> _What to work on_:
Go through the records and give each one again exactly.

Data records for software interfaces
+ + + + +

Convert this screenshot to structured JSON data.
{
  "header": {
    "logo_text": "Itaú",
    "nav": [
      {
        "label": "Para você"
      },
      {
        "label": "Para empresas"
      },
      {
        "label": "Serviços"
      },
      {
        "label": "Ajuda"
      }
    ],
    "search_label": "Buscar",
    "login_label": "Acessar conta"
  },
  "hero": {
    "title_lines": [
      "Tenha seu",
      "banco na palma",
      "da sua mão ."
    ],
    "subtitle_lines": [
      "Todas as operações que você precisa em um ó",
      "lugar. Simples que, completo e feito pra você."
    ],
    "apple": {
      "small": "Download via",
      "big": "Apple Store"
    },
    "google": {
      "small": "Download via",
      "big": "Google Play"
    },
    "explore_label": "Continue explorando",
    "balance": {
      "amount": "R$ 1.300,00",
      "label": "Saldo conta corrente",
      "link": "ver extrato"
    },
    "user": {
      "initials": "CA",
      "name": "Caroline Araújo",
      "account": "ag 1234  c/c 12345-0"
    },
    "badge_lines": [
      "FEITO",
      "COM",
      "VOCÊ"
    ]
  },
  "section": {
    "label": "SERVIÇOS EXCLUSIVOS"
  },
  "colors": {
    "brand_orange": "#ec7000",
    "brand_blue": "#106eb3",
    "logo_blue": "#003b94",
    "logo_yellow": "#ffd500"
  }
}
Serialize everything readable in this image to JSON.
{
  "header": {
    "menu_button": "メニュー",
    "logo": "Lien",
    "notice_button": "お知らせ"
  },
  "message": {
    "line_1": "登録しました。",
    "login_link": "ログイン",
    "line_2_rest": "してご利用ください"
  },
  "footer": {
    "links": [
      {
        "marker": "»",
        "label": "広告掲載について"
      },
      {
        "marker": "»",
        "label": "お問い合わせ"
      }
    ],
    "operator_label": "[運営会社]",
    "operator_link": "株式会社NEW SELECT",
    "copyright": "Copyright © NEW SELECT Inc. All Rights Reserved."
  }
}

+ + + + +

> _Answer to the exercise_:
Convert this screenshot to structured JSON data.
{
  "header": {
    "logo_text": "Itaú",
    "nav": [
      {
        "label": "Para você"
      },
      {
        "label": "Para empresas"
      },
      {
        "label": "Serviços"
      },
      {
        "label": "Ajuda"
      }
    ],
    "search_label": "Buscar",
    "login_label": "Acessar conta"
  },
  "hero": {
    "title_lines": [
      "Tenha seu",
      "banco na palma",
      "da sua mão ."
    ],
    "subtitle_lines": [
      "Todas as operações que você precisa em um ó",
      "lugar. Simples que, completo e feito pra você."
    ],
    "apple": {
      "small": "Download via",
      "big": "Apple Store"
    },
    "google": {
      "small": "Download via",
      "big": "Google Play"
    },
    "explore_label": "Continue explorando",
    "balance": {
      "amount": "R$ 1.300,00",
      "label": "Saldo conta corrente",
      "link": "ver extrato"
    },
    "user": {
      "initials": "CA",
      "name": "Caroline Araújo",
      "account": "ag 1234  c/c 12345-0"
    },
    "badge_lines": [
      "FEITO",
      "COM",
      "VOCÊ"
    ]
  },
  "section": {
    "label": "SERVIÇOS EXCLUSIVOS"
  },
  "colors": {
    "brand_orange": "#ec7000",
    "brand_blue": "#106eb3",
    "logo_blue": "#003b94",
    "logo_yellow": "#ffd500"
  }
}
Serialize everything readable in this image to JSON.
{
  "header": {
    "menu_button": "メニュー",
    "logo": "Lien",
    "notice_button": "お知らせ"
  },
  "message": {
    "line_1": "登録しました。",
    "login_link": "ログイン",
    "line_2_rest": "してご利用ください"
  },
  "footer": {
    "links": [
      {
        "marker": "»",
        "label": "広告掲載について"
      },
      {
        "marker": "»",
        "label": "お問い合わせ"
      }
    ],
    "operator_label": "[運営会社]",
    "operator_link": "株式会社NEW SELECT",
    "copyright": "Copyright © NEW SELECT Inc. All Rights Reserved."
  }
}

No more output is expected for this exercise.